Good Classroom Time Management
by Susan Van Zant and Nancy Volpe, Educational Services Specialists, CORE
What can be done to maximize the time that students are in school?
There is no mystery about time. Students attend school a set number of hours each week and days each year. At each grade level they have a lot of skills and knowledge to learn. Establishing specific times that reading and math are taught is a good beginning. However, if time is not used efficiently during the allocated periods, student learning time is lost. Often precious minutes slip away because good time management practices are not in place.
Ten minutes might not seem like much, but it can add up. For example, students take three minutes to enter the class and quiet down, the teacher waits two minutes while three students look for their materials, a student sharpens a pencil for a minute, one group needs three minutes to transition to another, and a class disruption lasts for a minute. It all adds up. Just 10 minutes a day adds up to 50 minutes a week. In a typical school year, it would add up to about 1,800 minutes. Divide that 1,800 minutes a year by 180 days of school, and that is the equivalent of 10 school days lost.
What are some good time management practices?
Practice classroom routines and procedures so that the class runs smoothly. Not only do they save time, but efficient classroom routines and procedures make it easier for students to learn and achieve more. Struggling students are often disorganized. Procedures help them to keep focused and less distracted. Students feel secure with procedures because they know what is expected of them. Routines and procedures eliminate disruptions and establish an orderly, efficient learning environment. They also require that students learn to take responsibility.
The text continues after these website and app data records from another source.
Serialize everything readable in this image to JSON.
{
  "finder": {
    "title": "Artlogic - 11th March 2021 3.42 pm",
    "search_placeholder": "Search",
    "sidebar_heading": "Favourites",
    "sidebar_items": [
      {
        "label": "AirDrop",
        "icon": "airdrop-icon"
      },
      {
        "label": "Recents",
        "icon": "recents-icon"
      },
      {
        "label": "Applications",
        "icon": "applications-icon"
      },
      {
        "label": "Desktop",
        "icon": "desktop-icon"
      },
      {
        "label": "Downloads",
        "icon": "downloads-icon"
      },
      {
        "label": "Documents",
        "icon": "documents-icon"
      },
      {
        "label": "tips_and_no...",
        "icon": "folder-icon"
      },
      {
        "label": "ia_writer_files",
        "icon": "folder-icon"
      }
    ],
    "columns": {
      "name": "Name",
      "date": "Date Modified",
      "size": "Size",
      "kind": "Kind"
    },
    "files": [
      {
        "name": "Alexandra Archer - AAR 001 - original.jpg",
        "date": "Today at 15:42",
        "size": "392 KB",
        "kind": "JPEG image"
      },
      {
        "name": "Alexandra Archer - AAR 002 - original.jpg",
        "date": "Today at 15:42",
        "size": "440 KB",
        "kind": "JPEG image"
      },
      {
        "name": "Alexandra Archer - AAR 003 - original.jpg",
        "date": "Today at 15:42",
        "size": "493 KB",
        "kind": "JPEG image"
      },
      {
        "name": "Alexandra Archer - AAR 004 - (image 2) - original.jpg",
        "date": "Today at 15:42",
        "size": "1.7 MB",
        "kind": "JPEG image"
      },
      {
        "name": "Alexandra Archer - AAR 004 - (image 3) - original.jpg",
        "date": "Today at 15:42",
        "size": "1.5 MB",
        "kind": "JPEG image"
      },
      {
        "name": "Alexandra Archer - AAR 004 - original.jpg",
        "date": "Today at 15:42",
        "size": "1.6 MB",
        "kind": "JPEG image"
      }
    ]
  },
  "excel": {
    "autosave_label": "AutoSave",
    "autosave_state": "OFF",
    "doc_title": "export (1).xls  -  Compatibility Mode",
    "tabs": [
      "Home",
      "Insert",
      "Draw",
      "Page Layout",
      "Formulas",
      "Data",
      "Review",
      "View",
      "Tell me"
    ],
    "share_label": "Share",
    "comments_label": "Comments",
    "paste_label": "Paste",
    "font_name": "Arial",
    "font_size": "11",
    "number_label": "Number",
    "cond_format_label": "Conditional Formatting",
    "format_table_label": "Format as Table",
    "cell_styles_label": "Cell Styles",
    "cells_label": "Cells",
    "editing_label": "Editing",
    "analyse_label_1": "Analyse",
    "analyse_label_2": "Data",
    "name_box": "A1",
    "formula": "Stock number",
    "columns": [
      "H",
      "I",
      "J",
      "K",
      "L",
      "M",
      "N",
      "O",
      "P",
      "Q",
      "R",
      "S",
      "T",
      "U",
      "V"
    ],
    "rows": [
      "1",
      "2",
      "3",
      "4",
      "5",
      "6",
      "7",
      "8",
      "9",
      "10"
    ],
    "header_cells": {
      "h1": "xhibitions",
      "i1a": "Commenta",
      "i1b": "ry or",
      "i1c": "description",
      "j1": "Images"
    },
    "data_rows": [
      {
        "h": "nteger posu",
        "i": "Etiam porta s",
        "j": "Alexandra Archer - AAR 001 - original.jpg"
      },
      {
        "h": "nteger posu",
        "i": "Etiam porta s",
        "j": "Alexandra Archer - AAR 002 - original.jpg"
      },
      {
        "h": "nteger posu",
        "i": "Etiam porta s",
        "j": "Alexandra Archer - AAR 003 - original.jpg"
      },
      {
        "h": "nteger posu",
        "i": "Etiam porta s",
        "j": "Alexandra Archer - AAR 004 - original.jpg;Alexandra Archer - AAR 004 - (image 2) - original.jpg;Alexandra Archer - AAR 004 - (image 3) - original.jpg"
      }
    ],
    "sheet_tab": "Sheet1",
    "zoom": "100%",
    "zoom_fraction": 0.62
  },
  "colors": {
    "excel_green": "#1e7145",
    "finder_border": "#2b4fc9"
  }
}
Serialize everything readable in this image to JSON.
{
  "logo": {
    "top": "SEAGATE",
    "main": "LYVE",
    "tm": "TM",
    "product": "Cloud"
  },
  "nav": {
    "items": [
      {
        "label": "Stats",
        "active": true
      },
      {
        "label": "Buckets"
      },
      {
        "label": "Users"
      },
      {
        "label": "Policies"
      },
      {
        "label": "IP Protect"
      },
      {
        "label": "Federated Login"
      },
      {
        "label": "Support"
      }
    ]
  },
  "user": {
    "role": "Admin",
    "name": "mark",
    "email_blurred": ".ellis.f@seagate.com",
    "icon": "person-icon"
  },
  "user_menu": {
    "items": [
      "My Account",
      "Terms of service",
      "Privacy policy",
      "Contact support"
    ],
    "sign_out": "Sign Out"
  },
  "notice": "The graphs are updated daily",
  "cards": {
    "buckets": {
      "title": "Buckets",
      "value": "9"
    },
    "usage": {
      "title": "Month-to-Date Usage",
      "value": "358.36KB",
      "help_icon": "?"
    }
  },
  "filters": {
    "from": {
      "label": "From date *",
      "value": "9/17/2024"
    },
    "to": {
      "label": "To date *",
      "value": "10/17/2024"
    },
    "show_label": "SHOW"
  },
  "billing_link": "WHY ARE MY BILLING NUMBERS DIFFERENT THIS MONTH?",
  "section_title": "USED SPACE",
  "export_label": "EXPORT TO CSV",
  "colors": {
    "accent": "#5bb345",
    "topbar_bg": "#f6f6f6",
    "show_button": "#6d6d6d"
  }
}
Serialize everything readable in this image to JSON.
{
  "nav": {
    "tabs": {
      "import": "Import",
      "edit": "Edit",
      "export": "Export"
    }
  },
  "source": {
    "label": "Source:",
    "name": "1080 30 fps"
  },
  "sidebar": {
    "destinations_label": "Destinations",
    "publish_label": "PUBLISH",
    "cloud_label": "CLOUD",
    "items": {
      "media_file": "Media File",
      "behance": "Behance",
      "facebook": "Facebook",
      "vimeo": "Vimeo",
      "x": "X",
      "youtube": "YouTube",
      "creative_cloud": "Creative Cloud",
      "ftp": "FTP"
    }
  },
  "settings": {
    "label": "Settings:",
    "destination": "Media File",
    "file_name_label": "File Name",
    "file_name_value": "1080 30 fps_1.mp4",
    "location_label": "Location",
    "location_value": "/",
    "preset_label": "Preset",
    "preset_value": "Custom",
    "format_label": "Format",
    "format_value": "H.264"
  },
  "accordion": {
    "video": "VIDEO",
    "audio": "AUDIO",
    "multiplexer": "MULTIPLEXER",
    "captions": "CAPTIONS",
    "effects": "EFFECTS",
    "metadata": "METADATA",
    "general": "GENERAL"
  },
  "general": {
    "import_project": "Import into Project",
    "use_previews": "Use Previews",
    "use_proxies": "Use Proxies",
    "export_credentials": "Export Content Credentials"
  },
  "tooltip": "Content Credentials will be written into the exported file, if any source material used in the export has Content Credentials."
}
Classroom routines and procedures need to be taught and practiced with the whole class. See the list below for some ideas about what routines and procedures you should put into place. The time spent on learning the practiced procedures is a good investment. A few hours at the beginning of the school year yields tremendous benefits by the end of the school year when every minute counts. Here is a simple framework for teaching these routines and procedures:
- Discuss what your expectations are with students. You must be clear in your mind what you want students to do and how you want to them to do it.
- Model the routine or procedure.
- Ask students to describe what the routine or procedure looks like and sounds like. You can facilitate this discussion by creating a T chart with Looks Like on the left side and Sounds Like on the right side. Posting the T charts for a few weeks will serve as helpful reminders.
- Practice each routine or procedure several times over the course of the first two or three weeks of school and then as needed throughout the school year.
Are there other tips for saving time?
When giving directions, use these tips:
- Eliminate distractions and maintain eye contact to help keep attention.
- Use short, simple sentences and give one directive at a time. Avoid sentences phrased in the negative. Instead of saying “Don’t go outside,” say “Stay inside.”
- Monitor the tone and level of your voice while talking.
- Gestures, pantomime, and pictures can help you get the point across.
- Use nonverbal cues like exaggerating a smile or a nod.
- Speak slowly and clearly, but in an adult manner.
Another way to save time is by giving group corrections rather than just working with one student. Corrective feedback in reading and math should be given to the entire group rather than to individuals. Often during group response time when a student responds with an incorrect answer, the teacher will work with the child until the child understands or gives the correct response. The rest of the group simply sits and/or becomes distracted. This wastes a great deal of instructional time. It is better to stop, say “My turn,” and then give the correct response, or explain the concept to the entire group. Next ask for a group response to the original word or problem. Then ask for individual responses, including the student who made the original incorrect response. (I do it. We do it. You do it). Go back three questions/responses to ensure that students have internalized the correction.
Is there a checklist that could be used to help ensure that time is used wisely?
Routines and Procedures Checklist
|Beginning of Class
- Signals for student attention
- Signals for teacher attention
- Bringing materials to group
- Expected behavior in group
- Reading/math program routines
- Corrective Feedback*
- Transitions from/to small groups*
- Expected behavior—independent time
- Use of learning centers
- Student talk during independent time
* These areas seem to lose the most time.
In Part 2 of this blog we will discuss other classroom management ideas related to organizational strategies, behavior, and classroom interruptions.
Mastropieri, M., and T. Scruggs. 2000. The inclusive classroom: Strategies for effective instruction. Columbus, OH: Merrill.
Polloway, E. A., and J. R. Patton. 1997. Strategies for teaching learners with special needs (6th ed.). Columbus, OH: Merrill.